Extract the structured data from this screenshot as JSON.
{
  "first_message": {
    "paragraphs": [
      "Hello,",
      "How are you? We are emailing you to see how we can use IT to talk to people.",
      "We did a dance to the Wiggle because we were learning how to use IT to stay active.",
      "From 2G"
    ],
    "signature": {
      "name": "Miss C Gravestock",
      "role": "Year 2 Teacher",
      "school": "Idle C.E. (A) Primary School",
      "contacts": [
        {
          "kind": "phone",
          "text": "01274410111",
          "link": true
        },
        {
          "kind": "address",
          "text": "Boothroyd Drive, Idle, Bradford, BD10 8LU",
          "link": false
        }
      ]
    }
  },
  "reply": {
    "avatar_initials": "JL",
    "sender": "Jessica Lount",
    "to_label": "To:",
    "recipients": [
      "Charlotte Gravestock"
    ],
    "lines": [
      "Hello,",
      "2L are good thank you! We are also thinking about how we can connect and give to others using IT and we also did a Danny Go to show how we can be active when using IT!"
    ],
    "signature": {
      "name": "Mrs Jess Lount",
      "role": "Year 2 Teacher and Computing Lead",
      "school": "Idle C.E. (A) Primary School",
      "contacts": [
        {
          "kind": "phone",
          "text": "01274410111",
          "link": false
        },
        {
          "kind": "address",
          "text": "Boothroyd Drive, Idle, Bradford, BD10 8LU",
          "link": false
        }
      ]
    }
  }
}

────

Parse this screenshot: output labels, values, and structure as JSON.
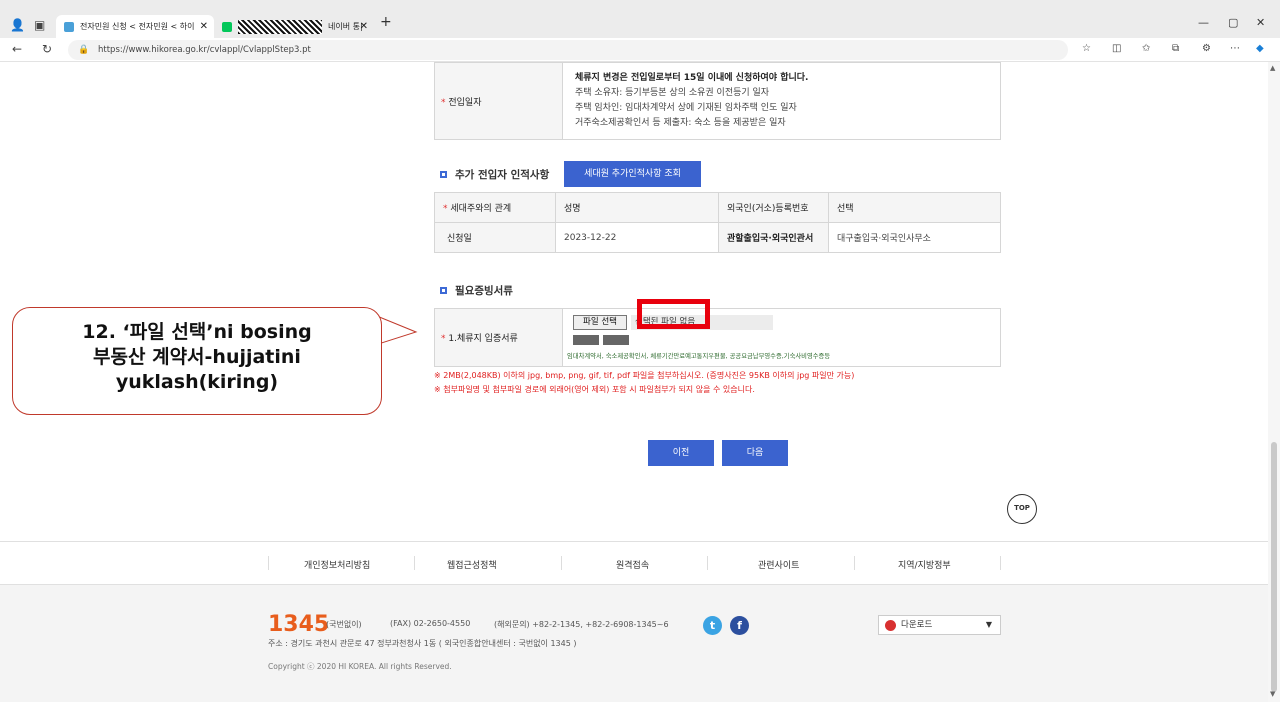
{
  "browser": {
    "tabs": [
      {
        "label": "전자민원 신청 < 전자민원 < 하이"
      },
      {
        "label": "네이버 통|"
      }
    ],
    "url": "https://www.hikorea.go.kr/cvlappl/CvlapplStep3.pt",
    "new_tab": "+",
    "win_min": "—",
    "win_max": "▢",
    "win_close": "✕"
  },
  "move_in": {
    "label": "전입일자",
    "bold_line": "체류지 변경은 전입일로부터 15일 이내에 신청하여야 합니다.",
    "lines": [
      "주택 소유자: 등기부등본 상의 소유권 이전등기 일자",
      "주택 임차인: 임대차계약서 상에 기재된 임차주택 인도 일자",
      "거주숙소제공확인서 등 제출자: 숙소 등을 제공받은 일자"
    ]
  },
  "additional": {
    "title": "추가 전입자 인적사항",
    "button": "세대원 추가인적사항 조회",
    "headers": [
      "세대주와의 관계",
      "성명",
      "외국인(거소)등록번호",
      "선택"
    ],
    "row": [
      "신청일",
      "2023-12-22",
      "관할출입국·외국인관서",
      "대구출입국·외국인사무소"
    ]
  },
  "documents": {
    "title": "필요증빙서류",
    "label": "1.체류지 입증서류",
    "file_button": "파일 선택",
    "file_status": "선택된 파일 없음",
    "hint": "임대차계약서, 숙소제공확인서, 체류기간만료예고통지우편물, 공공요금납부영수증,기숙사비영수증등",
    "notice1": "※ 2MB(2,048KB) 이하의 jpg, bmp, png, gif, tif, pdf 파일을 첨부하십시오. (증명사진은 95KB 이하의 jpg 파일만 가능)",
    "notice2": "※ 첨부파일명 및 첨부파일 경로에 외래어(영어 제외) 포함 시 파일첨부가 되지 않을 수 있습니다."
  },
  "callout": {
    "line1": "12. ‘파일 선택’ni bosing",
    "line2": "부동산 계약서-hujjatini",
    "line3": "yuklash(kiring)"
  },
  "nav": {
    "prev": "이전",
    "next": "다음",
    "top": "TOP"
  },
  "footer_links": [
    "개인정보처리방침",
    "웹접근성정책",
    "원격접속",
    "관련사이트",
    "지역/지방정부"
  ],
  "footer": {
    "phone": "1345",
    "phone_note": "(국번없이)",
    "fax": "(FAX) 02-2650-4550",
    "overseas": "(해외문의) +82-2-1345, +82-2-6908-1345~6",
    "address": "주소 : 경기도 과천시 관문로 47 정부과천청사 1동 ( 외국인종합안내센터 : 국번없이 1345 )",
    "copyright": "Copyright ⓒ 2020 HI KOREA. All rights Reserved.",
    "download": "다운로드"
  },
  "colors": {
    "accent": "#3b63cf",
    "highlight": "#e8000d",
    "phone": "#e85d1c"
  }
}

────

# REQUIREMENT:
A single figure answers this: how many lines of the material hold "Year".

# ANSWER SPACE:
2